The district judge concluded that the Career Offender Guideline punished Gibson twice by enhancing both his offense level and his criminal history category. Noting Gibson's good behavior since 1991 as well as what it considered the “double bang” of the career offender provision, the court departed downward on the criminal history axis to Criminal History Category I (instead of VI), and imposed the minimum permissible sentence in this range of 121 months. Gibson was sentenced to 60 additional months for the firearm violation. His total sentence was 181 months, or just over 15 years, rather than the minimum of 270 months, or 22 1/2 years, that would have been scheduled but for the downward departure.
We review de novo the district judge's conclusion that the use of Gibson's prior convictions both to enhance the Career Offender Guideline and to add criminal history points amounted to improper double counting. See United States v. Palmer, 68 F.3d 52, 54 (2d Cir.1995) (“We review a district court's interpretation and application of the Sentencing Guidelines de novo.”). Prior convictions “should be taken into account in any way specifically stated by the Guidelines unless the Guidelines provide to the contrary.” United States v. Blakney, 941 F.2d 114, 117 (2d Cir.1991). Congress, and the Sentencing Commission acting under Congressional authority, are generally free to assign to prior convictions in the sentencing calculus whatever consequences they consider as appropriate. See United States v. Torres-Echavarria, 129 F.3d 692, 699 (2d Cir.1997). We interpret the Guidelines to give effect to the intent of the Sentencing Commission. See United States v. Howard, 998 F.2d 42, 48 (2d Cir.1993); United States v. Patterson, 947 F.2d 635, 637 (2d Cir.1991).
Applying these interpretive principles, we hold that the district court mistakenly concluded that U.S.S.G. § 4B1.1 impermissibly double counted Gibson's prior convictions. Section 4B1.1 clearly intends to augment both the offense level and criminal history category of defendants subject to it. After defining a “career offender,” the passage provides that “[a] career offender's criminal history category in every case shall be Category VI”-the maximum-and then catalogues the offense level enhancements proper for career offenders. See U.S.S.G. §§ 4B1.1(A)-(G). There can thus be no doubt that § 4B1.1 is designed to enhance a career offender's sentence under both criteria, and the judge below erred in concluding otherwise.

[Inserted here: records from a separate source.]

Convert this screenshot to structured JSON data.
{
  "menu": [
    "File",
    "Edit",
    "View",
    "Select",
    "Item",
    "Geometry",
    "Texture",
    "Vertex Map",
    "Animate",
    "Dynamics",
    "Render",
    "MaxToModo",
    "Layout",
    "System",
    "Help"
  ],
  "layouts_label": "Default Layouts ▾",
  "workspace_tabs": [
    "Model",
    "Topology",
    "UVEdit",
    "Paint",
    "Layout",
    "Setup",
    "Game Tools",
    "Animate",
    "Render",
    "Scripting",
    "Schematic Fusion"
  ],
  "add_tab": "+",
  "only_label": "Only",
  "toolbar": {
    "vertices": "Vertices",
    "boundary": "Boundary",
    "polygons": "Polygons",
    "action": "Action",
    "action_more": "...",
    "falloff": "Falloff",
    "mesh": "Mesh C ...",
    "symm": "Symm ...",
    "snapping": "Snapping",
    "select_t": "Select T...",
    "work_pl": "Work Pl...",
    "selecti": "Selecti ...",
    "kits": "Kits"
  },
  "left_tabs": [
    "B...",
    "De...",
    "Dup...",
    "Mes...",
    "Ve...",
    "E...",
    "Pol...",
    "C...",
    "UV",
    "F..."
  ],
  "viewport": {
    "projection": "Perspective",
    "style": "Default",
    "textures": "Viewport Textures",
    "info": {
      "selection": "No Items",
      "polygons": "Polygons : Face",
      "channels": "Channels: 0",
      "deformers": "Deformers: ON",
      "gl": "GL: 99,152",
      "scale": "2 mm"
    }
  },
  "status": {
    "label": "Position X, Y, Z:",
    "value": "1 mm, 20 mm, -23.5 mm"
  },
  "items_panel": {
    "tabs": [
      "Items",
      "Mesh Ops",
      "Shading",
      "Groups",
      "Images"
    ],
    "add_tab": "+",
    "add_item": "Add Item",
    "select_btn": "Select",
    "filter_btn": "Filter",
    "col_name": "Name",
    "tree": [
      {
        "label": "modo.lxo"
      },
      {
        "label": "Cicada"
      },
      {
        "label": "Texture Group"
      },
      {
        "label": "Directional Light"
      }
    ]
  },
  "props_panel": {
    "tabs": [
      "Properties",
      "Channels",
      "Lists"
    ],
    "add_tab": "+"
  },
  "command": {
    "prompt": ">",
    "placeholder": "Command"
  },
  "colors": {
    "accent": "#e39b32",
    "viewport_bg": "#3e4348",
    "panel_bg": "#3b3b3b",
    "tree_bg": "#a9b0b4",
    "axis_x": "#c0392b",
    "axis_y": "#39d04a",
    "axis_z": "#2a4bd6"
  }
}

Although the district court also mentioned Gibson's recent good behavior as a partial reason for the departure, it is clear the court relied primarily on its view of double counting which we have rejected. We accordingly vacate the sentence and remand for resentencing.
For the foregoing reasons, we affirm Gibson's conviction. His sentence is vacated and the case is remanded for resentencing.